Apply a liberal coating of salt and pepper to the outside of the chicken. Insert the onion halves and garlic cloves into the cavity.
Insert the probe thermometer into the thickest part of the breast, parallel to the bone. Other recipes may have you take the temperature of the thigh, but by the time the thigh meat is done, it is likely that your white meat is dry. When in doubt, I’d rather put the dark meat back into the oven later. Place the roasting pan, with the chicken and probe in place, into the oven.
When the internal temperature of the breast meat has reached 165 degrees, take the roast chicken out of the oven and set it on the stovetop to rest, for at least fifteen minutes. At this time, you may pull the probe out of the chicken and spot-check temperatures in the thigh and throughout – all temperature readings should be at least 160 degrees. If you are preparing a pan sauce, move the chicken to a platter and remove the rack from the pan.
Drain all of the liquid from the pan into a measuring cup. If the liquid is mostly fat, you can discard it – if there are some non-fat pan drippings, you can add this back to the sauce later.
Set the pan over one or two stovetop burners set to high, until the contents begin to sizzle. Pour about a cup, cup and a half, of wine into the pan and scrape up all of the sticky bits with a wooden spoon – let that simmer for a minute or so. Add about a cup of chicken stock and stir to combine, then throw in the remaining chopped herbs. Turn the heat down and let that simmer for about five minutes.
Sprinkle about two tablespoons of flour over the sauce, and whisk, making sure to break up any lumps, until the sauce is thickened and smooth. Taste for salt (it probably won’t need any).
Carve both breast halves off of the chicken by slicing lengthwise down the bird, parallel to the breastbone – angle the knife slightly so that you can carve each half off in one piece – and set aside onto a serving platter. Check the thigh meat – if the juices are not running clear, put the legs and thighs back into the oven for another fifteen minutes while covering the white meat with foil. Otherwise, carve the dark meat and set onto the serving platter.

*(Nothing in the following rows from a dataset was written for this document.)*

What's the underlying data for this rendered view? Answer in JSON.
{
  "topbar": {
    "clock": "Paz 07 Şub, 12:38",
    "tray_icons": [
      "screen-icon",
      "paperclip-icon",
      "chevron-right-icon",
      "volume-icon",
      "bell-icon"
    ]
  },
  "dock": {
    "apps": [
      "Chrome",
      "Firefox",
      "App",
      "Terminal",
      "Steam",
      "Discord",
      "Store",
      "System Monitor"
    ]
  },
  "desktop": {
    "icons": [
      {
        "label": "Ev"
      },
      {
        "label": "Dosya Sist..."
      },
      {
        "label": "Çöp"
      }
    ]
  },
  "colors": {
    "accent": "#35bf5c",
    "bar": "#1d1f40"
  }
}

Serve the roasted chicken with the sauce in separate ramekins for dipping.